The smell of smoke machines and cocktails filled the main room of the Union. Around 10pm, The Joker and Mr. Bean led the dance to scratch artist JFB, lifting their rubber masks to down more cocktails. That, roughly, set the tone for the evening. Like Example, So Solid Crew started late. They didn’t fill the main room, but the front row were always with them; “It’s All Gravy” star Romeo picked up phones from the crowd during the set, filming them, filming himself, as Skepta hits “That’s Not Me” and “Doing It Again” revealed a few die-hard fans in the audience, who rapped along to every word.

Addressing their captive audience in the Union’s main room, Harvey and Romeo made quick friends with Aber natives by describing the roads the Crew had to drive down to get here. “… I risked my life to come here, so you’d better rave to this!” And rave they did.

It’s rare that a group who have one hit bigger than any other will start their set with that song. Wheatus, of “Teenage Dirtbag” fame, wait until the very end of their shows, the performance sometimes lasting 10 minutes or more to allow for stage-diving and solos. So Solid Crew were on an entirely different schedule from the start; after all, it’s only 21 seconds before they’ve got to go.

Welsh Acts

Emma Swindells opened the night on the Cwtch live stage, generally more laid back than the other ones; for every drum & bass sample at Black House, there were two guitars here.

It was a tough set for Swindells – punters passed through on their way to the bar or other stages at the beginning of the Ball but her clear voice impressed and many ended up staying, her covers of “Budapest” and “Iris” from The Goo Goo Dolls highlights from her set and the first drunken singalongs of many drunken singalongs to come.

If awards are being handed out for style, third act on at the Cwtch, Welsh rockers Y Reu, might take it. Frontman Iwan Fon paced the stage, head low to the ground, in the manner of a bandleader with decades more experience.
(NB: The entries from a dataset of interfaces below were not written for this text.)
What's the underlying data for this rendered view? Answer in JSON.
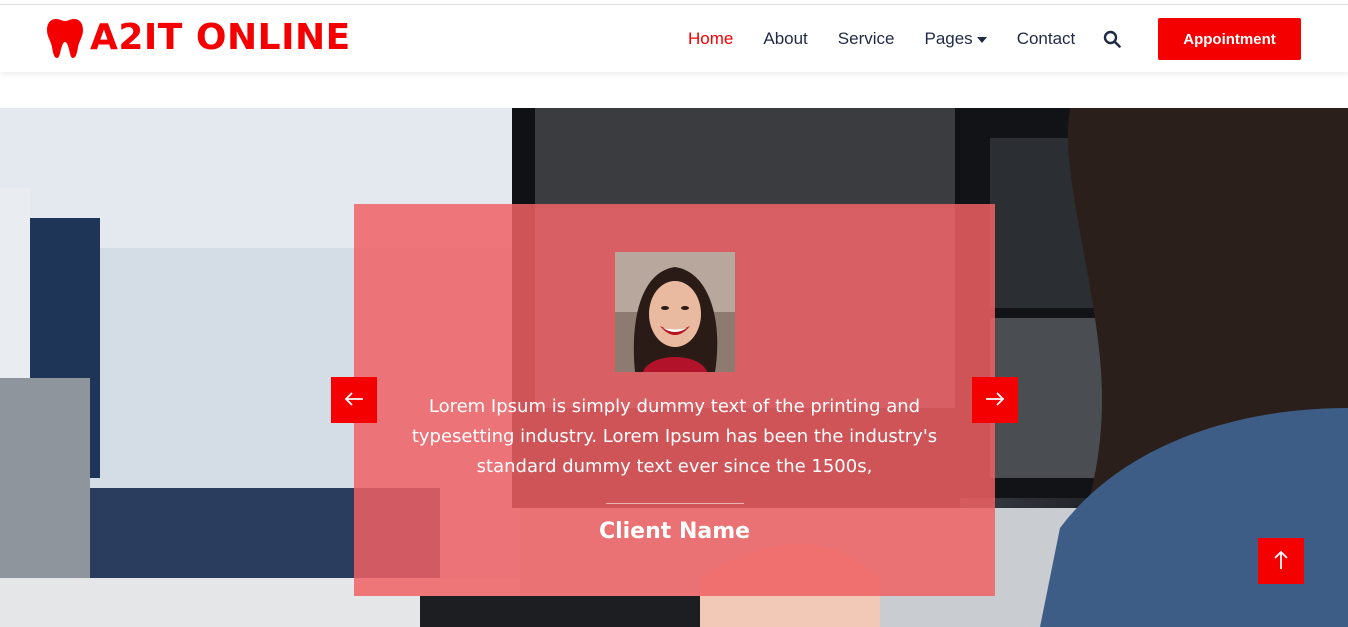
{
  "brand": {
    "name": "A2IT ONLINE",
    "icon": "tooth-icon",
    "color": "#f40000"
  },
  "nav": {
    "items": [
      {
        "label": "Home",
        "active": true
      },
      {
        "label": "About",
        "active": false
      },
      {
        "label": "Service",
        "active": false
      },
      {
        "label": "Pages",
        "active": false,
        "dropdown": true
      },
      {
        "label": "Contact",
        "active": false
      }
    ],
    "search_icon": "search-icon",
    "appointment_label": "Appointment"
  },
  "testimonial": {
    "quote": "Lorem Ipsum is simply dummy text of the printing and typesetting industry. Lorem Ipsum has been the industry's standard dummy text ever since the 1500s,",
    "client_name": "Client Name",
    "photo": "client-photo"
  },
  "controls": {
    "prev_icon": "arrow-left-icon",
    "next_icon": "arrow-right-icon",
    "back_to_top_icon": "arrow-up-icon"
  },
  "colors": {
    "accent": "#f40000",
    "nav_text": "#1f2a44",
    "card_overlay": "#f06064"
  }
}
Drummer Cai Grufydd appeared shirtless save a leather jacket vest, a far cry stylistically from Lloyd Steele on keyboard – musically, their sound was engagingly varied, as well; sometimes despondent Gwynedd punk, sometimes dreamy experimental.

From the young and vibrant Y Cledrau, whose sound was the most summery at the Summer Ball, to the suited four-piece Yr Eira, Welsh voices held their own well against more expensive bookings, on the night.